Here are seven lessons the Democrats should take from the stimulus, culled from two dozen Politico interviews with the people who hammered out the deal:Well reported. "House Republicans are furniture" is a nice way of putting it, though I prefer some kinkier reference to how they are now property of the nice lady from San Francisco. In any case, it's good to see that everybody knows the score.
1. House Republicans are furniture
Over and over, Nancy Pelosi and her allies privately delivered the same message to Barack Obama: Mr. President, you can have bipartisanship or you can have a stimulus bill, but you can’t have both.
He seems to have gotten the message. House Republicans, badly outnumbered and shorn of let's-make-a-deal moderates by their losses in the two elections, have proven remarkably immune to crossover appeals, as have most GOP senators.
On Thursday, Rahm Emanuel, Obama’s point man, told reporters that his boss was still committed to bipartisanship, but admitted something fundamental had changed when the GOP “shift[ed] from bipartisan overtures to outright mockery.”
Rep. Barney Frank (D-Mass.) put it more bluntly — blaming much of the week’s drama on Obama’s commitment to courting House Republicans, even after it was apparent they wanted to cast a unanimous nay as a point of partisan pride and principle.
"I don't think he should have set the expectation he was going to get Republican votes," the Financial Services chairman told Politico on Friday. "He set himself a high bar — and an irrelevant bar… and he didn't achieve it… He should not have legitimized [the notion of bipartisanship], that prompted their partisan reaction... I don't think he's going to make that mistake again."
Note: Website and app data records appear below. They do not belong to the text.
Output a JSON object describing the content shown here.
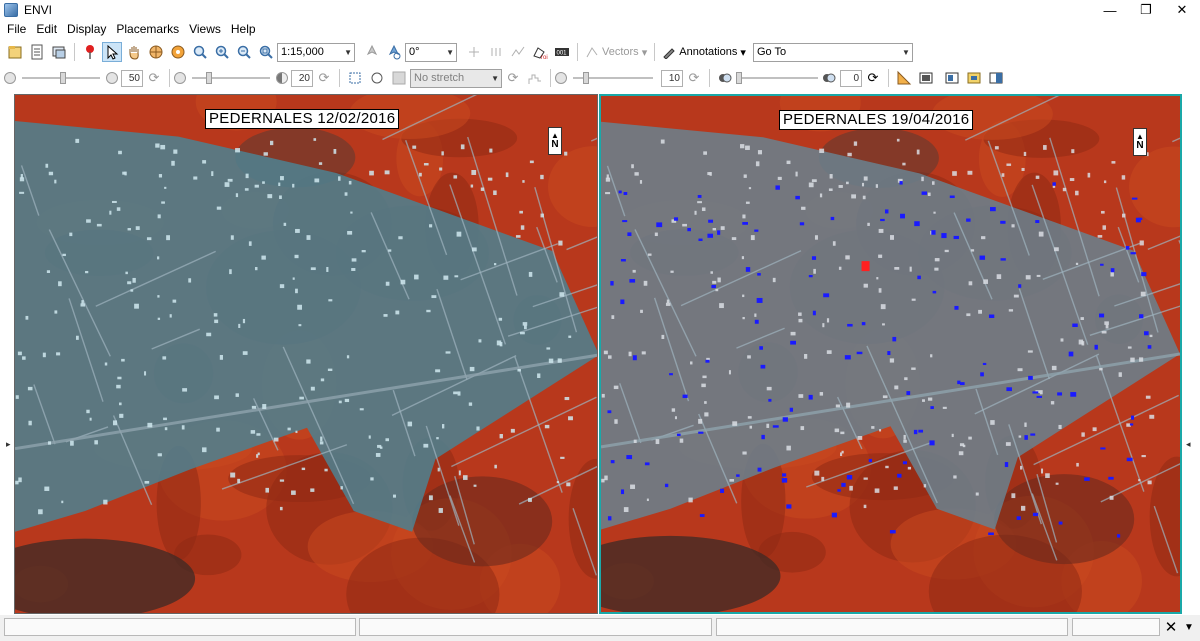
{
  "window": {
    "title": "ENVI",
    "minimize": "—",
    "restore": "❐",
    "close": "✕"
  },
  "menu": [
    "File",
    "Edit",
    "Display",
    "Placemarks",
    "Views",
    "Help"
  ],
  "toolbar1": {
    "scale_value": "1:15,000",
    "rotation_value": "0°",
    "vectors_label": "Vectors",
    "annotations_label": "Annotations",
    "goto_value": "Go To"
  },
  "toolbar2": {
    "brightness_value": "50",
    "contrast_value": "20",
    "stretch_value": "No stretch",
    "sharpen_value": "10",
    "transparency_value": "0"
  },
  "views": {
    "left_label": "PEDERNALES 12/02/2016",
    "right_label": "PEDERNALES 19/04/2016",
    "north_label": "N"
  },
  "status": {
    "close_glyph": "✕",
    "collapse_glyph": "▼"
  },
  "colors": {
    "vegetation": "#b8381c",
    "urban": "#4f7f8e",
    "active_view_border": "#1aa8a8",
    "change_marker": "#1a1aff"
  }
}
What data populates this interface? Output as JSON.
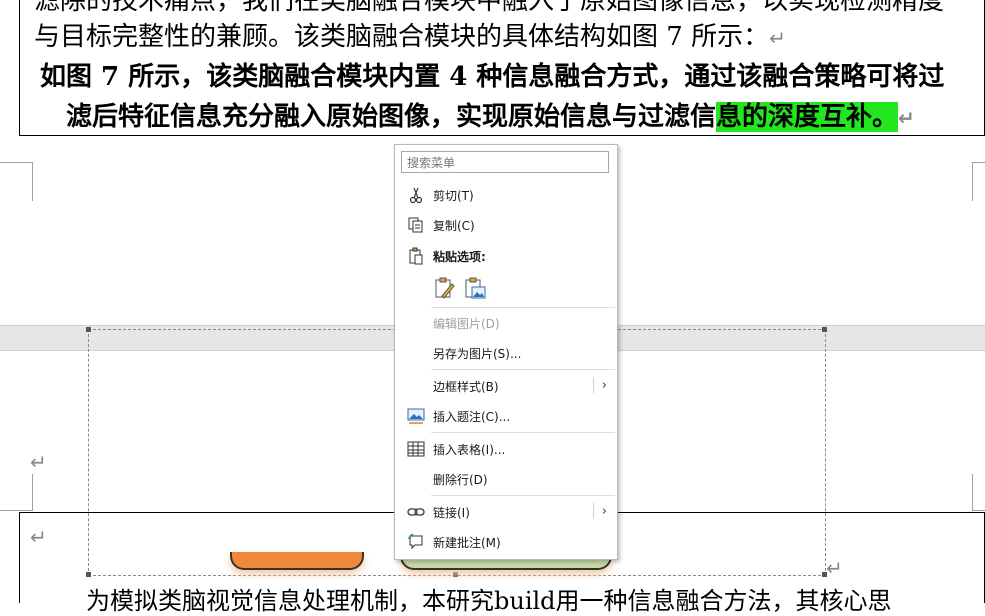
{
  "document": {
    "line1": "滤除的技术痛点，我们在类脑融合模块中融入了原始图像信息，以实现检测精度",
    "line2": "与目标完整性的兼顾。该类脑融合模块的具体结构如图 7 所示：",
    "line3": "如图 7 所示，该类脑融合模块内置 4 种信息融合方式，通过该融合策略可将过",
    "line4_main": "滤后特征信息充分融入原始图像，实现原始信息与过滤信",
    "line4_highlight": "息的深度互补。",
    "paragraph_mark": "↵",
    "bottom_line": "为模拟类脑视觉信息处理机制，本研究build用一种信息融合方法，其核心思"
  },
  "context_menu": {
    "search_placeholder": "搜索菜单",
    "items": [
      {
        "label": "剪切(T)",
        "icon": "scissors-icon",
        "enabled": true
      },
      {
        "label": "复制(C)",
        "icon": "copy-icon",
        "enabled": true
      },
      {
        "label": "粘贴选项:",
        "icon": "paste-icon",
        "enabled": true
      },
      {
        "label": "编辑图片(D)",
        "icon": "",
        "enabled": false
      },
      {
        "label": "另存为图片(S)...",
        "icon": "",
        "enabled": true
      },
      {
        "label": "边框样式(B)",
        "icon": "",
        "enabled": true,
        "submenu": true
      },
      {
        "label": "插入题注(C)...",
        "icon": "caption-icon",
        "enabled": true
      },
      {
        "label": "插入表格(I)...",
        "icon": "table-icon",
        "enabled": true
      },
      {
        "label": "删除行(D)",
        "icon": "",
        "enabled": true
      },
      {
        "label": "链接(I)",
        "icon": "link-icon",
        "enabled": true,
        "submenu": true
      },
      {
        "label": "新建批注(M)",
        "icon": "comment-icon",
        "enabled": true
      }
    ],
    "submenu_arrow": "›"
  },
  "colors": {
    "highlight": "#22e61e"
  }
}
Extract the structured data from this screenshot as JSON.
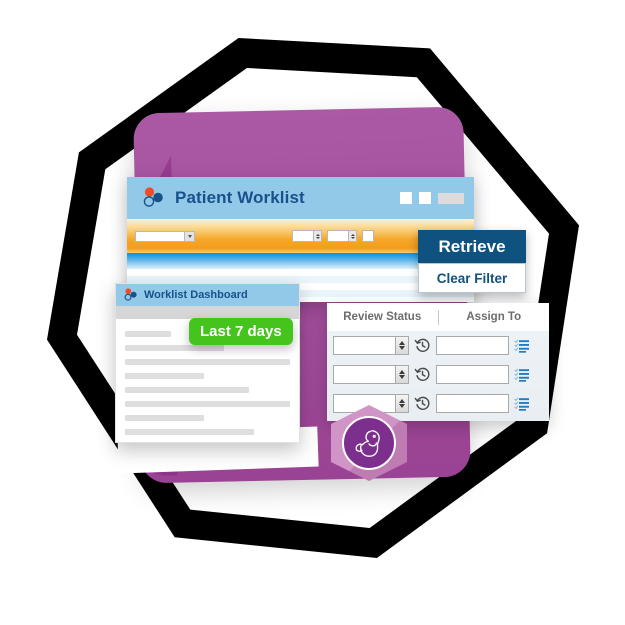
{
  "artwork": {
    "theme": "healthcare-patient-worklist-illustration",
    "colors": {
      "hex_outline": "#000000",
      "purple_card": "#a4509d",
      "purple_card_dark": "#963d90",
      "titlebar_blue": "#93c9e8",
      "title_text_blue": "#17528c",
      "toolbar_orange": "#f6a72a",
      "button_navy": "#10527f",
      "badge_green": "#46c41e",
      "badge_purple": "#7d2f8e",
      "placeholder_gray": "#dedede"
    }
  },
  "main_window": {
    "title": "Patient Worklist",
    "logo_icon": "brand-dots-icon",
    "window_controls": [
      {
        "name": "minimize-button",
        "style": "square"
      },
      {
        "name": "maximize-button",
        "style": "square"
      },
      {
        "name": "close-button",
        "style": "wide"
      }
    ],
    "toolbar": {
      "filter_select": {
        "icon": "chevron-down-icon",
        "value": ""
      },
      "spinner_one": {
        "value": ""
      },
      "spinner_two": {
        "value": ""
      },
      "small_button": {
        "label": ""
      }
    }
  },
  "actions": {
    "retrieve_label": "Retrieve",
    "clear_filter_label": "Clear Filter"
  },
  "data_panel": {
    "columns": [
      "Review Status",
      "Assign To"
    ],
    "rows": [
      {
        "review_status": "",
        "assign_to": "",
        "history_icon": "clock-history-icon",
        "lookup_icon": "list-lookup-icon"
      },
      {
        "review_status": "",
        "assign_to": "",
        "history_icon": "clock-history-icon",
        "lookup_icon": "list-lookup-icon"
      },
      {
        "review_status": "",
        "assign_to": "",
        "history_icon": "clock-history-icon",
        "lookup_icon": "list-lookup-icon"
      }
    ]
  },
  "dashboard_window": {
    "title": "Worklist Dashboard",
    "logo_icon": "brand-dots-icon",
    "date_badge": "Last 7 days",
    "placeholder_bars": [
      28,
      60,
      100,
      48,
      75,
      100,
      48,
      78
    ]
  },
  "specialty_badge": {
    "icon": "fetus-icon",
    "shape": "hexagon"
  }
}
One Democrat likened Obama’s desire to score even a single GOP defector to Abraham’s pursuit of a “single virtuous man” in Sodom and Gomorrah.
After Friday’s stimulus shutout, House Republicans were snickering at Obama’s courtship of moderate Michigan GOPer Fred Upton, who got an invite to the president’s Super Bowl party and a ride on Air Force One – and still voted no.
“The president learned a lesson,” one GOP aide quipped. “Fred’s going to ride on your plane, eat your M&Ms, but he ain’t going to vote for your bill.”
Tuesday, February 17, 2009
No More M&Ms
We can debate whether Obama really expected the House GOP to vote for his stimulus bill, or if that was all part of some clever gambit to make all observers aware that they were a death cult who should be put to the flame by rational men. In any event, that fact has been noticed by all participants and the media. Here's Glenn Thrush of Politico: